Ventilators Image
A robotic device affixed to a ventilator allows staff to control the breathing apparatus from outside the room of a patient suffering from infectious diseases. (Credit: Will Kirk, Johns Hopkins University)

A new robotic system may help hospitals preserve protective gear, limit staff exposure to COVID-19, and provide more time for clinical work. The robotic system gives medical staff the ability to remotely operate ventilators and other bedside machines from outside intensive care rooms of patients with infectious diseases.

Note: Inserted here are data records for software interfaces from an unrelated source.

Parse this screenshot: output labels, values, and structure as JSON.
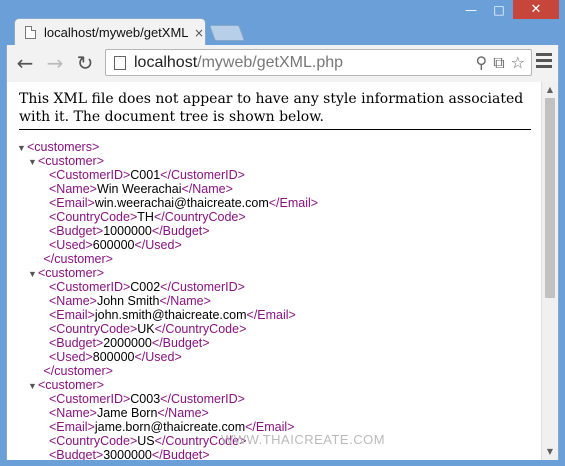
{
  "window": {
    "minimize_glyph": "—",
    "maximize_glyph": "□",
    "close_glyph": "✕"
  },
  "tab": {
    "title": "localhost/myweb/getXML",
    "close_glyph": "×"
  },
  "toolbar": {
    "back_glyph": "←",
    "forward_glyph": "→",
    "reload_glyph": "↻",
    "url_host": "localhost",
    "url_path": "/myweb/getXML.php",
    "icons": [
      "search-icon",
      "translate-icon",
      "star-icon"
    ],
    "search_glyph": "⚲",
    "translate_glyph": "⧉",
    "star_glyph": "☆"
  },
  "page": {
    "notice": "This XML file does not appear to have any style information associated with it. The document tree is shown below.",
    "watermark": "WWW.THAICREATE.COM",
    "lines": [
      {
        "indent": 0,
        "toggle": true,
        "open": "<customers>",
        "text": "",
        "close": ""
      },
      {
        "indent": 1,
        "toggle": true,
        "open": "<customer>",
        "text": "",
        "close": ""
      },
      {
        "indent": 2,
        "toggle": false,
        "open": "<CustomerID>",
        "text": "C001",
        "close": "</CustomerID>"
      },
      {
        "indent": 2,
        "toggle": false,
        "open": "<Name>",
        "text": "Win Weerachai",
        "close": "</Name>"
      },
      {
        "indent": 2,
        "toggle": false,
        "open": "<Email>",
        "text": "win.weerachai@thaicreate.com",
        "close": "</Email>"
      },
      {
        "indent": 2,
        "toggle": false,
        "open": "<CountryCode>",
        "text": "TH",
        "close": "</CountryCode>"
      },
      {
        "indent": 2,
        "toggle": false,
        "open": "<Budget>",
        "text": "1000000",
        "close": "</Budget>"
      },
      {
        "indent": 2,
        "toggle": false,
        "open": "<Used>",
        "text": "600000",
        "close": "</Used>"
      },
      {
        "indent": 1.5,
        "toggle": false,
        "open": "</customer>",
        "text": "",
        "close": ""
      },
      {
        "indent": 1,
        "toggle": true,
        "open": "<customer>",
        "text": "",
        "close": ""
      },
      {
        "indent": 2,
        "toggle": false,
        "open": "<CustomerID>",
        "text": "C002",
        "close": "</CustomerID>"
      },
      {
        "indent": 2,
        "toggle": false,
        "open": "<Name>",
        "text": "John Smith",
        "close": "</Name>"
      },
      {
        "indent": 2,
        "toggle": false,
        "open": "<Email>",
        "text": "john.smith@thaicreate.com",
        "close": "</Email>"
      },
      {
        "indent": 2,
        "toggle": false,
        "open": "<CountryCode>",
        "text": "UK",
        "close": "</CountryCode>"
      },
      {
        "indent": 2,
        "toggle": false,
        "open": "<Budget>",
        "text": "2000000",
        "close": "</Budget>"
      },
      {
        "indent": 2,
        "toggle": false,
        "open": "<Used>",
        "text": "800000",
        "close": "</Used>"
      },
      {
        "indent": 1.5,
        "toggle": false,
        "open": "</customer>",
        "text": "",
        "close": ""
      },
      {
        "indent": 1,
        "toggle": true,
        "open": "<customer>",
        "text": "",
        "close": ""
      },
      {
        "indent": 2,
        "toggle": false,
        "open": "<CustomerID>",
        "text": "C003",
        "close": "</CustomerID>"
      },
      {
        "indent": 2,
        "toggle": false,
        "open": "<Name>",
        "text": "Jame Born",
        "close": "</Name>"
      },
      {
        "indent": 2,
        "toggle": false,
        "open": "<Email>",
        "text": "jame.born@thaicreate.com",
        "close": "</Email>"
      },
      {
        "indent": 2,
        "toggle": false,
        "open": "<CountryCode>",
        "text": "US",
        "close": "</CountryCode>"
      },
      {
        "indent": 2,
        "toggle": false,
        "open": "<Budget>",
        "text": "3000000",
        "close": "</Budget>"
      }
    ]
  },
  "scrollbar": {
    "up_glyph": "▲",
    "down_glyph": "▼"
  }
}
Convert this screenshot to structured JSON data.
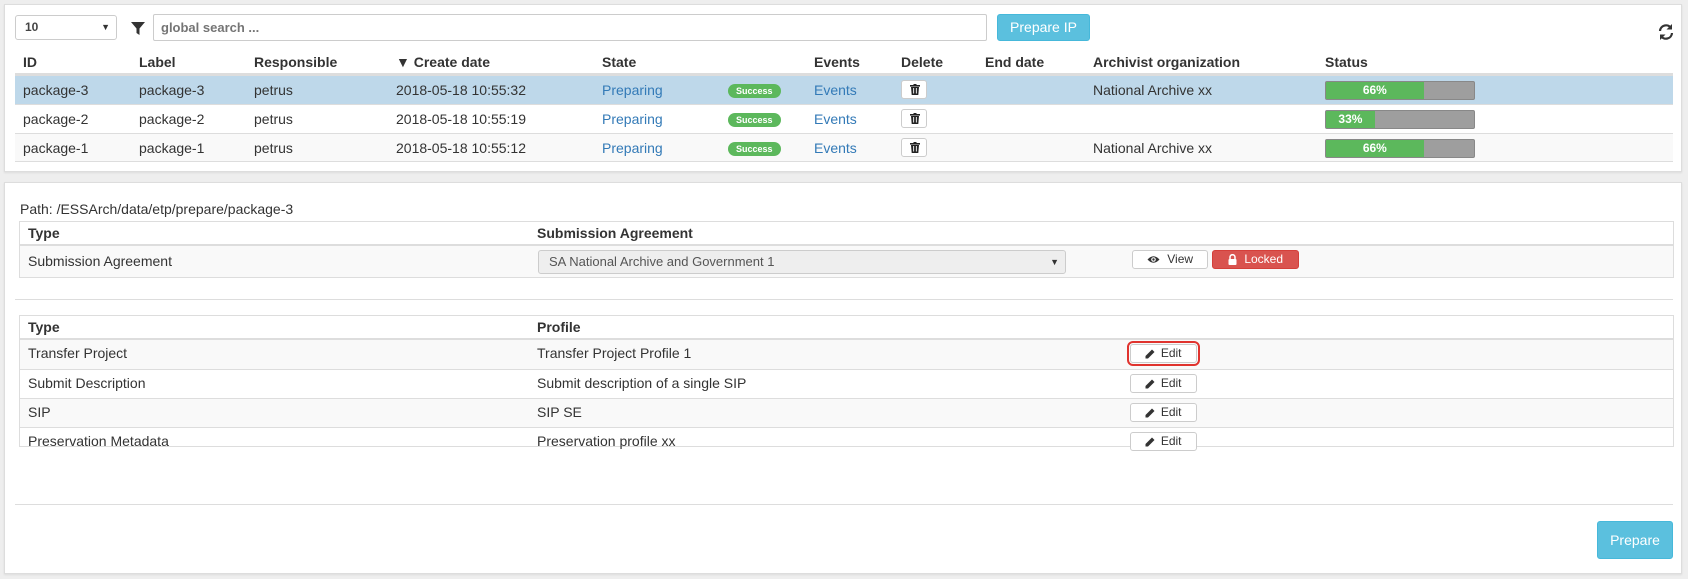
{
  "toolbar": {
    "page_size": "10",
    "search_placeholder": "global search ...",
    "prepare_ip_label": "Prepare IP"
  },
  "ip_table": {
    "headers": {
      "id": "ID",
      "label": "Label",
      "responsible": "Responsible",
      "create_date": "▼ Create date",
      "state": "State",
      "events": "Events",
      "delete": "Delete",
      "end_date": "End date",
      "archivist": "Archivist organization",
      "status": "Status"
    },
    "rows": [
      {
        "id": "package-3",
        "label": "package-3",
        "responsible": "petrus",
        "create_date": "2018-05-18 10:55:32",
        "state": "Preparing",
        "badge": "Success",
        "events": "Events",
        "end_date": "",
        "archivist": "National Archive xx",
        "progress_label": "66%",
        "progress": 0.66
      },
      {
        "id": "package-2",
        "label": "package-2",
        "responsible": "petrus",
        "create_date": "2018-05-18 10:55:19",
        "state": "Preparing",
        "badge": "Success",
        "events": "Events",
        "end_date": "",
        "archivist": "",
        "progress_label": "33%",
        "progress": 0.33
      },
      {
        "id": "package-1",
        "label": "package-1",
        "responsible": "petrus",
        "create_date": "2018-05-18 10:55:12",
        "state": "Preparing",
        "badge": "Success",
        "events": "Events",
        "end_date": "",
        "archivist": "National Archive xx",
        "progress_label": "66%",
        "progress": 0.66
      }
    ]
  },
  "detail": {
    "path": "Path: /ESSArch/data/etp/prepare/package-3",
    "sa_table": {
      "header_type": "Type",
      "header_sa": "Submission Agreement",
      "row_type": "Submission Agreement",
      "selected_sa": "SA National Archive and Government 1",
      "view_label": "View",
      "locked_label": "Locked"
    },
    "profile_table": {
      "header_type": "Type",
      "header_profile": "Profile",
      "rows": [
        {
          "type": "Transfer Project",
          "profile": "Transfer Project Profile 1",
          "edit_label": "Edit"
        },
        {
          "type": "Submit Description",
          "profile": "Submit description of a single SIP",
          "edit_label": "Edit"
        },
        {
          "type": "SIP",
          "profile": "SIP SE",
          "edit_label": "Edit"
        },
        {
          "type": "Preservation Metadata",
          "profile": "Preservation profile xx",
          "edit_label": "Edit"
        }
      ]
    },
    "prepare_label": "Prepare"
  },
  "colors": {
    "info": "#5bc0de",
    "success": "#5cb85c",
    "danger": "#d9534f",
    "link": "#337ab7",
    "selected_row": "#bed8ea",
    "highlight": "#e0332e"
  },
  "icons": {
    "filter": "filter-icon",
    "refresh": "refresh-icon",
    "delete": "trash-icon",
    "view": "eye-icon",
    "locked": "lock-icon",
    "edit": "pencil-icon"
  }
}
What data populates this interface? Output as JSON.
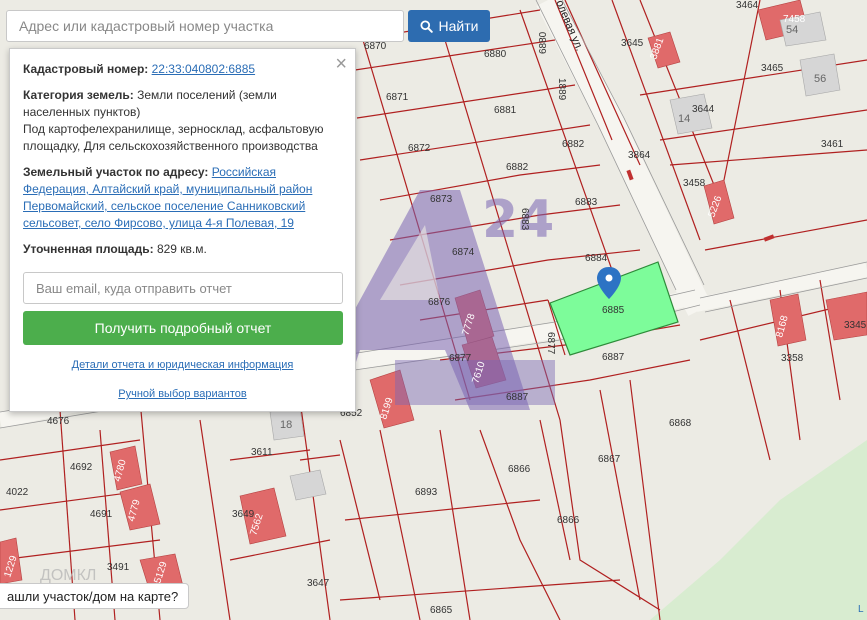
{
  "search": {
    "placeholder": "Адрес или кадастровый номер участка",
    "button_label": "Найти"
  },
  "popup": {
    "cadastral_label": "Кадастровый номер:",
    "cadastral_value": "22:33:040802:6885",
    "category_label": "Категория земель:",
    "category_value": "Земли поселений (земли населенных пунктов)",
    "usage_text": "Под картофелехранилище, зерносклад, асфальтовую площадку, Для сельскохозяйственного производства",
    "address_label": "Земельный участок по адресу:",
    "address_value": "Российская Федерация, Алтайский край, муниципальный район Первомайский, сельское поселение Санниковский сельсовет, село Фирсово, улица 4-я Полевая, 19",
    "area_label": "Уточненная площадь:",
    "area_value": "829 кв.м.",
    "email_placeholder": "Ваш email, куда отправить отчет",
    "report_button": "Получить подробный отчет",
    "details_link": "Детали отчета и юридическая информация",
    "manual_link": "Ручной выбор вариантов"
  },
  "bottom_prompt": "ашли участок/дом на карте?",
  "map": {
    "street_label": "олевая ул.",
    "watermark": "24",
    "watermark_faint": "ДОМКЛ",
    "corner_mark": "L",
    "parcels": [
      "6870",
      "6880",
      "6871",
      "6881",
      "6872",
      "6882",
      "6882",
      "6873",
      "6883",
      "6883",
      "6874",
      "6884",
      "6876",
      "6885",
      "6877",
      "6887",
      "6877",
      "6887",
      "6852",
      "6866",
      "6867",
      "6868",
      "6893",
      "6866",
      "6865",
      "3464",
      "3645",
      "3465",
      "3644",
      "3864",
      "3461",
      "3458",
      "3358",
      "3345",
      "4676",
      "4692",
      "4691",
      "4022",
      "3611",
      "3649",
      "3491",
      "3647"
    ],
    "buildings": [
      "7458",
      "3881",
      "5226",
      "8168",
      "7778",
      "7610",
      "8199",
      "4780",
      "4779",
      "7562",
      "5129",
      "1229"
    ],
    "house_numbers": [
      "54",
      "56",
      "14",
      "18",
      "1889"
    ]
  },
  "colors": {
    "selected_parcel": "#7dfc9a",
    "parcel_border": "#b02020",
    "building": "#e06a6a",
    "button_primary": "#2d6cb0",
    "button_success": "#4cae4c",
    "link": "#2a6db6",
    "marker": "#2d73c4"
  },
  "icons": [
    "search-icon",
    "close-icon",
    "map-marker-icon"
  ]
}
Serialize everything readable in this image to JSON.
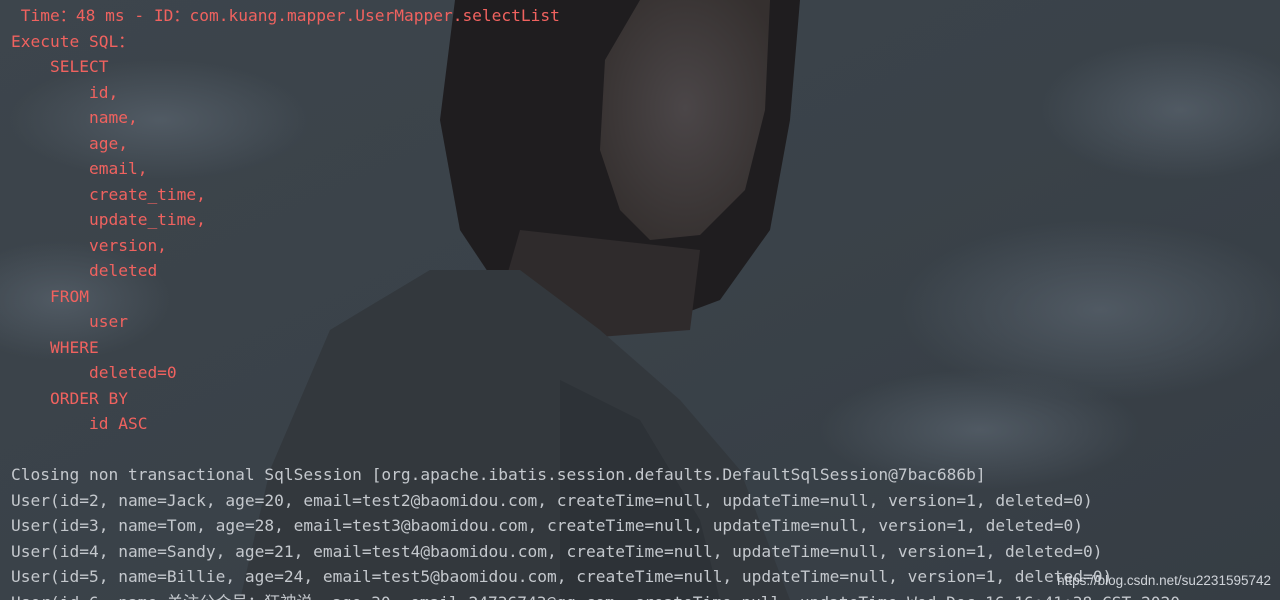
{
  "console": {
    "sql_log": [
      " Time：48 ms - ID：com.kuang.mapper.UserMapper.selectList",
      "Execute SQL：",
      "    SELECT",
      "        id,",
      "        name,",
      "        age,",
      "        email,",
      "        create_time,",
      "        update_time,",
      "        version,",
      "        deleted",
      "    FROM",
      "        user",
      "    WHERE",
      "        deleted=0",
      "    ORDER BY",
      "        id ASC"
    ],
    "output": [
      "Closing non transactional SqlSession [org.apache.ibatis.session.defaults.DefaultSqlSession@7bac686b]",
      "User(id=2, name=Jack, age=20, email=test2@baomidou.com, createTime=null, updateTime=null, version=1, deleted=0)",
      "User(id=3, name=Tom, age=28, email=test3@baomidou.com, createTime=null, updateTime=null, version=1, deleted=0)",
      "User(id=4, name=Sandy, age=21, email=test4@baomidou.com, createTime=null, updateTime=null, version=1, deleted=0)",
      "User(id=5, name=Billie, age=24, email=test5@baomidou.com, createTime=null, updateTime=null, version=1, deleted=0)",
      "User(id=6, name=关注公众号：狂神说, age=30, email=24736743@qq.com, createTime=null, updateTime=Wed Dec 16 16:41:38 CST 2020"
    ]
  },
  "watermark": "https://blog.csdn.net/su2231595742",
  "colors": {
    "sql_text": "#f0625f",
    "output_text": "#c4c8cd",
    "background": "#3b434b"
  }
}
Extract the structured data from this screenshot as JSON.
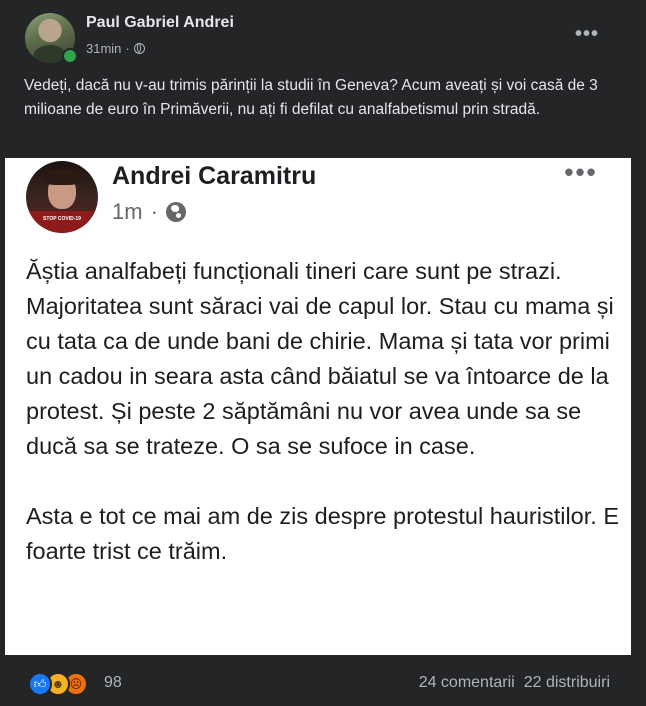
{
  "post": {
    "author": "Paul Gabriel Andrei",
    "time": "31min",
    "privacy_icon": "globe-icon",
    "more_icon": "more-horizontal-icon",
    "more_label": "•••",
    "caption": "Vedeți, dacă nu v-au trimis părinții la studii în Geneva? Acum aveați și voi casă de 3 milioane de euro în Primăverii, nu ați fi defilat cu analfabetismul prin stradă."
  },
  "shared_screenshot": {
    "author": "Andrei Caramitru",
    "time": "1m",
    "privacy_icon": "globe-icon",
    "more_label": "•••",
    "avatar_frame_text": "STOP COVID-19",
    "paragraphs": [
      "Ăștia analfabeți funcționali tineri care sunt pe strazi. Majoritatea sunt săraci vai de capul lor. Stau cu mama și cu tata ca de unde bani de chirie. Mama și tata vor primi un cadou in seara asta când băiatul se va întoarce de la protest. Și peste 2 săptămâni nu vor avea unde sa se ducă sa se trateze. O sa se sufoce in case.",
      "Asta e tot ce mai am de zis despre protestul hauristilor. E foarte trist ce trăim."
    ]
  },
  "footer": {
    "reactions": [
      "like",
      "haha",
      "angry"
    ],
    "reaction_count": "98",
    "comments": "24 comentarii",
    "shares": "22 distribuiri"
  },
  "colors": {
    "card_bg": "#242526",
    "text_primary": "#e4e6eb",
    "text_secondary": "#b0b3b8",
    "online": "#31a24c",
    "like_blue": "#1877f2"
  }
}
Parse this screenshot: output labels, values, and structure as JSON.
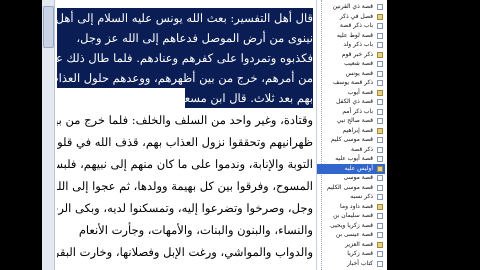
{
  "reader": {
    "lines": [
      "قال أهل التفسير: بعث الله يونس عليه السلام إلى أهل",
      "نينوى من أرض الموصل فدعاهم إلى الله عز وجل،",
      "فكذبوه وتمردوا على كفرهم وعنادهم. فلما طال ذلك عليه",
      "من أمرهم، خرج من بين أظهرهم، ووعدهم حلول العذاب",
      "بهم بعد ثلاث. قال ابن مسعود، ومجاهد، وسعيد بن جبير،",
      "وقتادة، وغير واحد من السلف والخلف: فلما خرج من بين",
      "ظهرانيهم وتحققوا نزول العذاب بهم، قذف الله في قلوبهم",
      "التوبة والإنابة، وندموا على ما كان منهم إلى نبيهم، فلبسوا",
      "المسوح، وفرقوا بين كل بهيمة وولدها، ثم عجوا إلى الله عز",
      "وجل، وصرخوا وتضرعوا إليه، وتمسكنوا لديه، وبكى الرجال",
      "والنساء، والبنون والبنات، والأمهات، وجأرت الأنعام",
      "والدواب والمواشي، ورغت الإبل وفصلانها، وخارت البقر"
    ]
  },
  "tree": {
    "items": [
      "قصة ذي القرنين",
      "فصل في ذكر",
      "باب ذكر قصة",
      "قصة لوط عليه",
      "باب ذكر ولد",
      "ذكر خبر قوم",
      "قصة شعيب",
      "قصة يونس",
      "ذكر قصة يوسف",
      "قصة أيوب",
      "قصة ذي الكفل",
      "باب ذكر أمم",
      "قصة صالح نبي",
      "قصة إبراهيم",
      "قصة موسى كليم",
      "ذكر قصة",
      "قصة أيوب عليه",
      "أوليس عليه",
      "قصة موسى",
      "قصة موسى الكليم",
      "ذكر نسبه",
      "قصة داود وما",
      "قصة سليمان بن",
      "قصة زكريا ويحيى",
      "قصة عيسى بن",
      "قصة العزير",
      "قصة زكريا",
      "كتاب أخبار"
    ],
    "active_index": 17
  }
}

The system is still being tested, but initial trials have demonstrated the ability of robotics researchers to work together to tackle one of the most vexing treatment issues to arise with the pandemic. The pandemic spurred a surge of highly infectious intensive care patients requiring ventilators, infusion pumps, and other equipment. Treating such patients requires hospital personnel to don and doff protective gear every time they enter and leave rooms, even for minor adjustments to machines.

The robotic device is affixed to the ventilator’s screen with a horizontal bar secured across the top edge. The bar serves as a stationary track for the back-and-forth movement of two thin vertical bars that extend the full height of the screen. As the vertical bars sweep over the screen, a stylus it carries moves up and down according to commands, similar to how an Etch A Sketch’s drawing tool is steered over an X-Y axis. A camera connected to the top bar sends an image of the screen to the operator’s tablet.